A long time ago magic faded away, leaving behind only yo-yos, the extremely useful compass-pointing-to-North enchantment and the spell that keep bicycles from falling over. Things are about to change. Magical power is on the rise and King Snodd IV of Hereford has realised that he who controls magic controls almost anything. One person stands between Snodd and his plans for power and riches beyond the wildest dreams of avarice. Meet Jennifer Strange, sixteen-year-old acting manager of Kazam, the employment agency for sorcerers and soothsayers. With only one functioning wizard and her faithful assistant 'Tiger' Prawns, Jennifer must use every ounce of ingenuity to derail King Snodd's plans.

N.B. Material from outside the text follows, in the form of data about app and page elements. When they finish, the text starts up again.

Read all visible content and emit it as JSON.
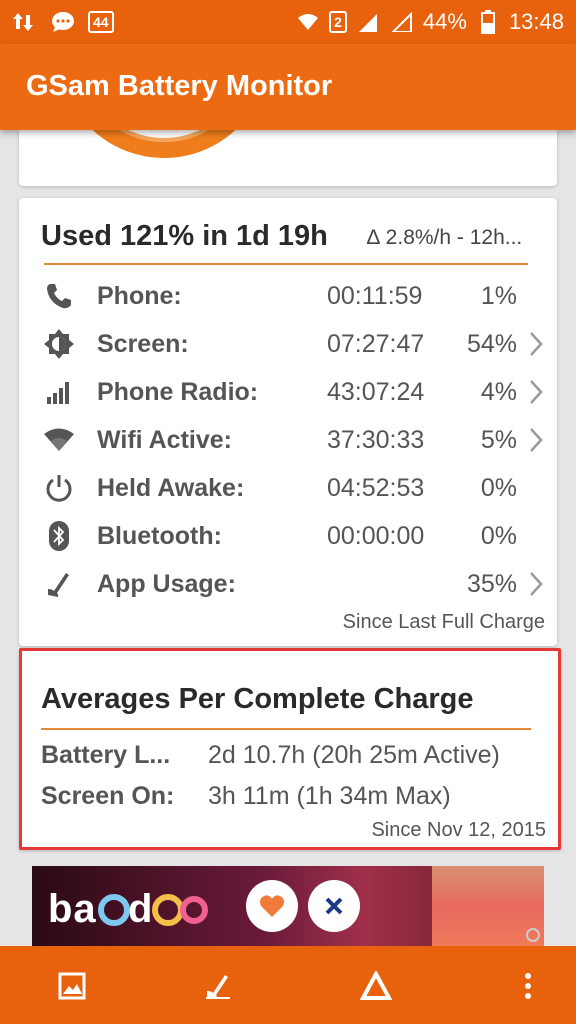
{
  "status_bar": {
    "notification_count": "44",
    "sim_slot": "2",
    "battery_percent": "44%",
    "time": "13:48"
  },
  "app_bar": {
    "title": "GSam Battery Monitor"
  },
  "usage": {
    "title": "Used 121% in 1d 19h",
    "delta": "∆ 2.8%/h - 12h...",
    "rows": [
      {
        "label": "Phone:",
        "time": "00:11:59",
        "percent": "1%",
        "icon": "phone-icon",
        "has_chevron": false
      },
      {
        "label": "Screen:",
        "time": "07:27:47",
        "percent": "54%",
        "icon": "brightness-icon",
        "has_chevron": true
      },
      {
        "label": "Phone Radio:",
        "time": "43:07:24",
        "percent": "4%",
        "icon": "signal-bars-icon",
        "has_chevron": true
      },
      {
        "label": "Wifi Active:",
        "time": "37:30:33",
        "percent": "5%",
        "icon": "wifi-icon",
        "has_chevron": true
      },
      {
        "label": "Held Awake:",
        "time": "04:52:53",
        "percent": "0%",
        "icon": "power-icon",
        "has_chevron": false
      },
      {
        "label": "Bluetooth:",
        "time": "00:00:00",
        "percent": "0%",
        "icon": "bluetooth-icon",
        "has_chevron": false
      },
      {
        "label": "App Usage:",
        "time": "",
        "percent": "35%",
        "icon": "app-usage-icon",
        "has_chevron": true
      }
    ],
    "since": "Since Last Full Charge"
  },
  "averages": {
    "title": "Averages Per Complete Charge",
    "battery_label": "Battery L...",
    "battery_value": "2d 10.7h (20h 25m Active)",
    "screen_label": "Screen On:",
    "screen_value": "3h 11m (1h 34m Max)",
    "since": "Since Nov 12, 2015"
  },
  "ad": {
    "brand": "badoo"
  },
  "colors": {
    "primary": "#e8620e",
    "accent_line": "#e08a3a",
    "highlight_border": "#e53935"
  }
}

It may involve a trip on a magic carpet at the speed of sound to the Troll Wall, the mysterious Transient Moose, and a powerless sorceress named Once Magnificent Boo. But one thing is certain: Jennifer Strange will not relinquish the noble powers of magic to big business and commerce without a fight.

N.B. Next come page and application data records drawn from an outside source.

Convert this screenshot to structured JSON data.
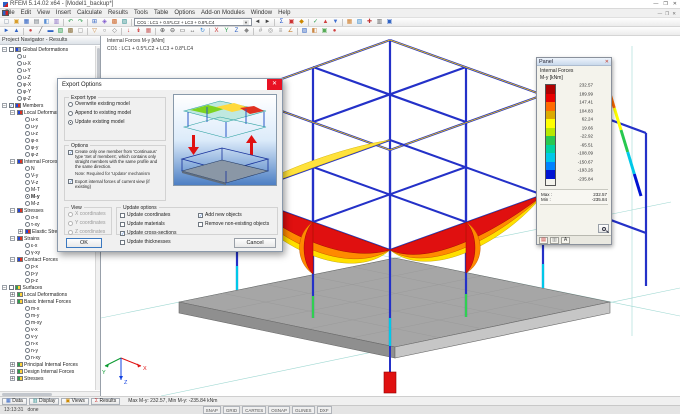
{
  "window": {
    "title": "RFEM 5.14.02 x64 - [Model1_backup*]",
    "minimize": "—",
    "maximize": "❐",
    "close": "✕"
  },
  "menu": {
    "items": [
      "File",
      "Edit",
      "View",
      "Insert",
      "Calculate",
      "Results",
      "Tools",
      "Table",
      "Options",
      "Add-on Modules",
      "Window",
      "Help"
    ]
  },
  "toolbar1_left": [
    {
      "n": "new-file",
      "g": "▢",
      "c": "#7d8da0"
    },
    {
      "n": "open-file",
      "g": "▣",
      "c": "#d99e2b"
    },
    {
      "n": "save-file",
      "g": "▦",
      "c": "#2f62c4"
    },
    {
      "n": "print",
      "g": "▤",
      "c": "#6f7780"
    },
    {
      "n": "copy",
      "g": "◧",
      "c": "#5b8fd4"
    },
    {
      "n": "paste",
      "g": "▥",
      "c": "#8c6fc4"
    },
    {
      "n": "sep"
    },
    {
      "n": "undo",
      "g": "↶",
      "c": "#2e9e4f"
    },
    {
      "n": "redo",
      "g": "↷",
      "c": "#2e9e4f"
    },
    {
      "n": "sep"
    },
    {
      "n": "new-model",
      "g": "⊞",
      "c": "#2f62c4"
    },
    {
      "n": "render-mode",
      "g": "◈",
      "c": "#7a52cc"
    },
    {
      "n": "tables",
      "g": "▩",
      "c": "#cf6a2e"
    },
    {
      "n": "display-properties",
      "g": "▨",
      "c": "#2e8f8f"
    },
    {
      "n": "sep"
    }
  ],
  "toolbar1": {
    "load_case": "CO1 : LC1 + 0.5*LC2 + LC3 + 0.8*LC4"
  },
  "toolbar1_right": [
    {
      "n": "previous-load-case",
      "g": "◄",
      "c": "#444444"
    },
    {
      "n": "next-load-case",
      "g": "►",
      "c": "#444444"
    },
    {
      "n": "sep"
    },
    {
      "n": "calculate",
      "g": "Σ",
      "c": "#2255cc"
    },
    {
      "n": "show-results",
      "g": "▣",
      "c": "#cc3333"
    },
    {
      "n": "show-loads",
      "g": "◆",
      "c": "#cc8800"
    },
    {
      "n": "sep"
    },
    {
      "n": "apply-results",
      "g": "✓",
      "c": "#2e9e4f"
    },
    {
      "n": "increase-values",
      "g": "▲",
      "c": "#d04040"
    },
    {
      "n": "decrease-values",
      "g": "▼",
      "c": "#4070d0"
    },
    {
      "n": "sep"
    },
    {
      "n": "panel-toggle",
      "g": "▦",
      "c": "#d08030"
    },
    {
      "n": "legend-toggle",
      "g": "▧",
      "c": "#4090d0"
    },
    {
      "n": "add-on-modules",
      "g": "✚",
      "c": "#c03030"
    },
    {
      "n": "misc-options",
      "g": "▥",
      "c": "#666666"
    },
    {
      "n": "help-tool",
      "g": "▣",
      "c": "#2f62c4"
    }
  ],
  "toolbar2": [
    {
      "n": "select-arrow",
      "g": "►",
      "c": "#2f62c4"
    },
    {
      "n": "select-special",
      "g": "▲",
      "c": "#2f62c4"
    },
    {
      "n": "sep"
    },
    {
      "n": "new-node",
      "g": "●",
      "c": "#cc4444"
    },
    {
      "n": "new-line",
      "g": "╱",
      "c": "#555555"
    },
    {
      "n": "new-member",
      "g": "▬",
      "c": "#2f62c4"
    },
    {
      "n": "new-surface",
      "g": "▧",
      "c": "#2e9e4f"
    },
    {
      "n": "new-solid",
      "g": "▩",
      "c": "#8a6f3a"
    },
    {
      "n": "new-opening",
      "g": "▢",
      "c": "#888888"
    },
    {
      "n": "sep"
    },
    {
      "n": "new-support",
      "g": "▽",
      "c": "#c87f2e"
    },
    {
      "n": "new-hinge",
      "g": "○",
      "c": "#777777"
    },
    {
      "n": "eccentricity",
      "g": "◇",
      "c": "#777777"
    },
    {
      "n": "sep"
    },
    {
      "n": "nodal-load",
      "g": "↓",
      "c": "#cc2222"
    },
    {
      "n": "member-load",
      "g": "↡",
      "c": "#cc2222"
    },
    {
      "n": "area-load",
      "g": "▦",
      "c": "#cc6666"
    },
    {
      "n": "sep"
    },
    {
      "n": "zoom-in",
      "g": "⊕",
      "c": "#444444"
    },
    {
      "n": "zoom-out",
      "g": "⊖",
      "c": "#444444"
    },
    {
      "n": "zoom-window",
      "g": "▭",
      "c": "#444444"
    },
    {
      "n": "pan",
      "g": "↔",
      "c": "#444444"
    },
    {
      "n": "rotate-view",
      "g": "↻",
      "c": "#2e7fd0"
    },
    {
      "n": "sep"
    },
    {
      "n": "view-x",
      "g": "X",
      "c": "#cc3333"
    },
    {
      "n": "view-y",
      "g": "Y",
      "c": "#2e9e4f"
    },
    {
      "n": "view-z",
      "g": "Z",
      "c": "#2f62c4"
    },
    {
      "n": "view-isometric",
      "g": "◆",
      "c": "#888888"
    },
    {
      "n": "sep"
    },
    {
      "n": "grid",
      "g": "#",
      "c": "#888888"
    },
    {
      "n": "snap",
      "g": "◎",
      "c": "#888888"
    },
    {
      "n": "guidelines",
      "g": "≡",
      "c": "#888888"
    },
    {
      "n": "dimensions",
      "g": "∠",
      "c": "#c87f2e"
    },
    {
      "n": "sep"
    },
    {
      "n": "visibilities",
      "g": "▨",
      "c": "#2f62c4"
    },
    {
      "n": "clipping",
      "g": "◧",
      "c": "#cc8844"
    },
    {
      "n": "rendering",
      "g": "▣",
      "c": "#55aa55"
    },
    {
      "n": "result-colors",
      "g": "●",
      "c": "#d04040"
    }
  ],
  "navigator": {
    "title": "Project Navigator - Results",
    "tree": [
      {
        "d": 0,
        "e": "-",
        "c": "check",
        "on": false,
        "t": "Global Deformations",
        "ic": "g"
      },
      {
        "d": 1,
        "c": "radio",
        "on": false,
        "t": "u"
      },
      {
        "d": 1,
        "c": "radio",
        "on": false,
        "t": "u-X"
      },
      {
        "d": 1,
        "c": "radio",
        "on": false,
        "t": "u-Y"
      },
      {
        "d": 1,
        "c": "radio",
        "on": false,
        "t": "u-Z"
      },
      {
        "d": 1,
        "c": "radio",
        "on": false,
        "t": "φ-X"
      },
      {
        "d": 1,
        "c": "radio",
        "on": false,
        "t": "φ-Y"
      },
      {
        "d": 1,
        "c": "radio",
        "on": false,
        "t": "φ-Z"
      },
      {
        "d": 0,
        "e": "-",
        "c": "check",
        "on": true,
        "t": "Members",
        "ic": "m"
      },
      {
        "d": 1,
        "e": "-",
        "t": "Local Deformations",
        "ic": "m"
      },
      {
        "d": 2,
        "c": "radio",
        "on": false,
        "t": "u-x"
      },
      {
        "d": 2,
        "c": "radio",
        "on": false,
        "t": "u-y"
      },
      {
        "d": 2,
        "c": "radio",
        "on": false,
        "t": "u-z"
      },
      {
        "d": 2,
        "c": "radio",
        "on": false,
        "t": "φ-x"
      },
      {
        "d": 2,
        "c": "radio",
        "on": false,
        "t": "φ-y"
      },
      {
        "d": 2,
        "c": "radio",
        "on": false,
        "t": "φ-z"
      },
      {
        "d": 1,
        "e": "-",
        "t": "Internal Forces",
        "ic": "m"
      },
      {
        "d": 2,
        "c": "radio",
        "on": false,
        "t": "N"
      },
      {
        "d": 2,
        "c": "radio",
        "on": false,
        "t": "V-y"
      },
      {
        "d": 2,
        "c": "radio",
        "on": false,
        "t": "V-z"
      },
      {
        "d": 2,
        "c": "radio",
        "on": false,
        "t": "M-T"
      },
      {
        "d": 2,
        "c": "radio",
        "on": true,
        "t": "M-y"
      },
      {
        "d": 2,
        "c": "radio",
        "on": false,
        "t": "M-z"
      },
      {
        "d": 1,
        "e": "-",
        "t": "Stresses",
        "ic": "m"
      },
      {
        "d": 2,
        "c": "radio",
        "on": false,
        "t": "σ-x"
      },
      {
        "d": 2,
        "c": "radio",
        "on": false,
        "t": "τ-xy"
      },
      {
        "d": 2,
        "e": "+",
        "t": "Elastic Stresses",
        "ic": "m"
      },
      {
        "d": 1,
        "e": "-",
        "t": "Strains",
        "ic": "m"
      },
      {
        "d": 2,
        "c": "radio",
        "on": false,
        "t": "ε-x"
      },
      {
        "d": 2,
        "c": "radio",
        "on": false,
        "t": "γ-xy"
      },
      {
        "d": 1,
        "e": "-",
        "t": "Contact Forces",
        "ic": "m"
      },
      {
        "d": 2,
        "c": "radio",
        "on": false,
        "t": "p-x"
      },
      {
        "d": 2,
        "c": "radio",
        "on": false,
        "t": "p-y"
      },
      {
        "d": 2,
        "c": "radio",
        "on": false,
        "t": "p-z"
      },
      {
        "d": 0,
        "e": "-",
        "c": "check",
        "on": false,
        "t": "Surfaces",
        "ic": "s"
      },
      {
        "d": 1,
        "e": "+",
        "t": "Local Deformations",
        "ic": "s"
      },
      {
        "d": 1,
        "e": "-",
        "t": "Basic Internal Forces",
        "ic": "s"
      },
      {
        "d": 2,
        "c": "radio",
        "on": false,
        "t": "m-x"
      },
      {
        "d": 2,
        "c": "radio",
        "on": false,
        "t": "m-y"
      },
      {
        "d": 2,
        "c": "radio",
        "on": false,
        "t": "m-xy"
      },
      {
        "d": 2,
        "c": "radio",
        "on": false,
        "t": "v-x"
      },
      {
        "d": 2,
        "c": "radio",
        "on": false,
        "t": "v-y"
      },
      {
        "d": 2,
        "c": "radio",
        "on": false,
        "t": "n-x"
      },
      {
        "d": 2,
        "c": "radio",
        "on": false,
        "t": "n-y"
      },
      {
        "d": 2,
        "c": "radio",
        "on": false,
        "t": "n-xy"
      },
      {
        "d": 1,
        "e": "+",
        "t": "Principal Internal Forces",
        "ic": "s"
      },
      {
        "d": 1,
        "e": "+",
        "t": "Design Internal Forces",
        "ic": "s"
      },
      {
        "d": 1,
        "e": "+",
        "t": "Stresses",
        "ic": "s"
      }
    ]
  },
  "viewport": {
    "overlay1": "Internal Forces M-y [kNm]",
    "overlay2": "CO1 : LC1 + 0.5*LC2 + LC3 + 0.8*LC4",
    "axis_x": "X",
    "axis_y": "Y",
    "axis_z": "Z"
  },
  "panel": {
    "title": "Panel",
    "close": "✕",
    "subtitle1": "Internal Forces",
    "subtitle2": "M-y [kNm]",
    "scale_colors": [
      "#b00000",
      "#e80000",
      "#ff6a00",
      "#dcaa00",
      "#ffff00",
      "#b8e800",
      "#28c850",
      "#00d2a0",
      "#00c8e8",
      "#0082ff",
      "#0014d2"
    ],
    "scale_values": [
      "232.57",
      "189.99",
      "147.41",
      "104.83",
      "62.24",
      "19.66",
      "-22.92",
      "-65.51",
      "-108.09",
      "-150.67",
      "-193.26",
      "-235.84"
    ],
    "max_label": "Max :",
    "max_value": "232.57",
    "min_label": "Min :",
    "min_value": "-235.84",
    "tabs": [
      {
        "n": "panel-tab-color-scale",
        "g": "▤",
        "c": "#cc3333"
      },
      {
        "n": "panel-tab-factors",
        "g": "▥",
        "c": "#888888"
      },
      {
        "n": "panel-tab-filter",
        "g": "A",
        "c": "#333333"
      }
    ]
  },
  "dialog": {
    "title": "Export Options",
    "close": "✕",
    "export_type": {
      "label": "Export type",
      "opt1": "Overwrite existing model",
      "opt2": "Append to existing model",
      "opt3": "Update existing model",
      "opt1_on": false,
      "opt2_on": false,
      "opt3_on": true
    },
    "options": {
      "label": "Options",
      "check1": "Create only one member from 'Continuous' type 'Set of members', which contains only straight members with the same profile and the same direction.",
      "check1_on": true,
      "note": "Note: Required for 'Update' mechanism",
      "check2": "Export internal forces of current view (if existing)",
      "check2_on": true
    },
    "view_group": {
      "label": "View",
      "opt1": "X coordinates",
      "opt2": "Y coordinates",
      "opt3": "Z coordinates"
    },
    "update_options": {
      "label": "Update options",
      "c1": "Update coordinates",
      "c1_on": false,
      "c2": "Update materials",
      "c2_on": false,
      "c3": "Update cross-sections",
      "c3_on": true,
      "c4": "Update thicknesses",
      "c4_on": false,
      "c5": "Add new objects",
      "c5_on": true,
      "c6": "Remove non-existing objects",
      "c6_on": false
    },
    "ok": "OK",
    "cancel": "Cancel"
  },
  "statusbar": {
    "tabs": [
      {
        "n": "tab-data",
        "t": "Data",
        "g": "▦",
        "c": "#2f62c4"
      },
      {
        "n": "tab-display",
        "t": "Display",
        "g": "▥",
        "c": "#2e8f8f"
      },
      {
        "n": "tab-views",
        "t": "Views",
        "g": "▣",
        "c": "#cc8800"
      },
      {
        "n": "tab-results",
        "t": "Results",
        "g": "Σ",
        "c": "#cc3333"
      }
    ],
    "message": "Max M-y: 232.57, Min M-y: -235.84 kNm",
    "time": "13:13:31",
    "state": "done",
    "toggles": [
      "SNAP",
      "GRID",
      "CARTES",
      "OSNAP",
      "GLINES",
      "DXF"
    ]
  }
}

"Big Magic," which had been in serious decline in the Ununited Kingdom, returned at the end of The Last Dragonslayer, the first installment in Fforde's Chronicles of Kazam. Now that magical power is on the rise again, the despotic King Snodd IV hopes to cash in, specifically by putting the wizards who work at Kazam Mystical Arts Management under his control by proposing they merge with iMagic, the rival house led by the Amazing Blix, a questionable character with a new royal appointment: Court Mystician. "Over our dead bodies," pretty much sums up the Kazam staff's reaction, and no one is more resolute than 16-year-old Jennifer Strange, the foundling who has been running Kazam since the Great Zambini's disappearance. Challenged to a magic duel that will decide their fate, Jennifer and her (mostly) lovable cast of misfits must rely more on wits than on wands to preserve their independence. It's not essential to have read the first book to enjoy this one, but those who enjoyed the witty wordplay and whacked-out humor of The Last Dragonslayer will find the same delights in this sequel. Ages 10 14.
Song of the quark beast

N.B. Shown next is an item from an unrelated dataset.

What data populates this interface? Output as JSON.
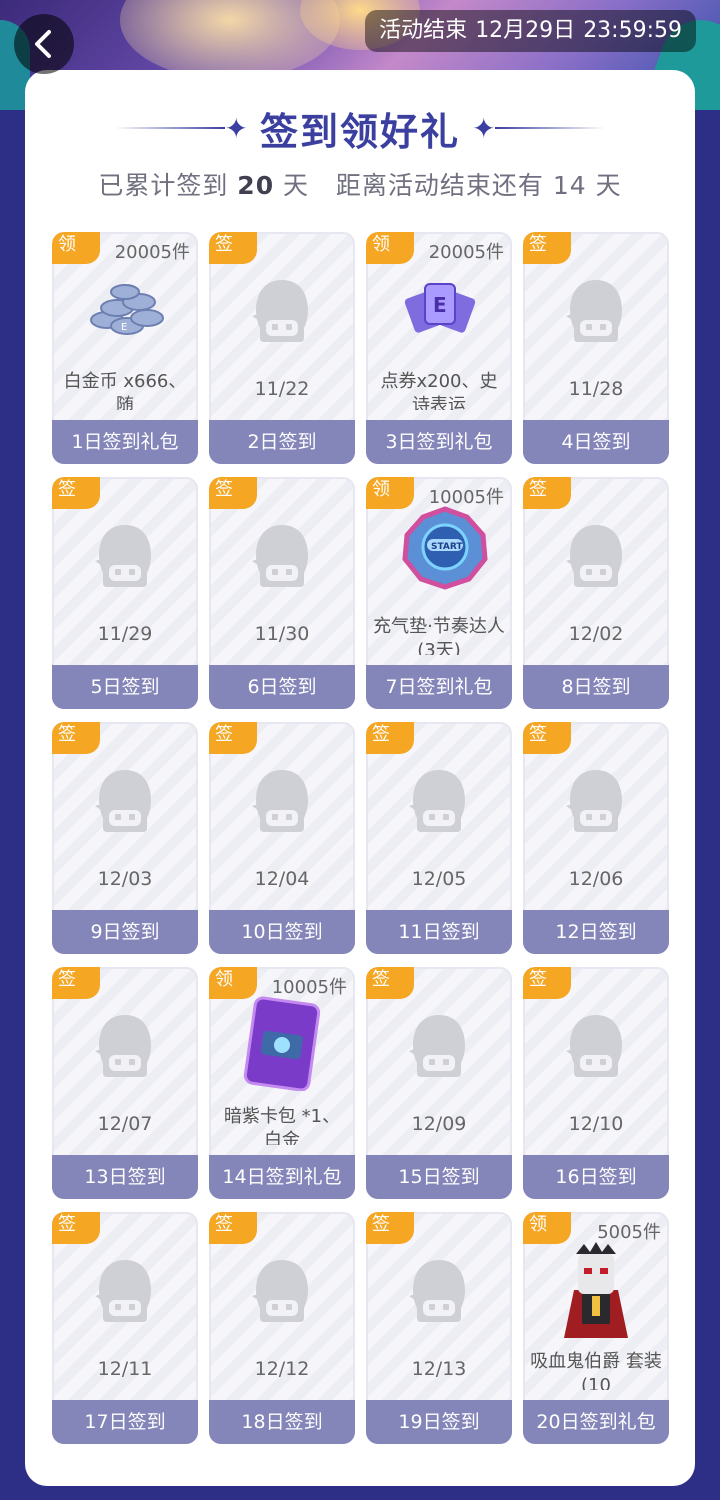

Funny, fast paced, intriguing and very inventive. I read it in one go as I wS unable to put it down. One of my favorite Xmas gifts.
Jasper FForde is a genius. I have enjoyed all of his books so far and was not disappointed by his latest adventure. If you haven't ventured into the world of Fforde yet I strongly recommend you do.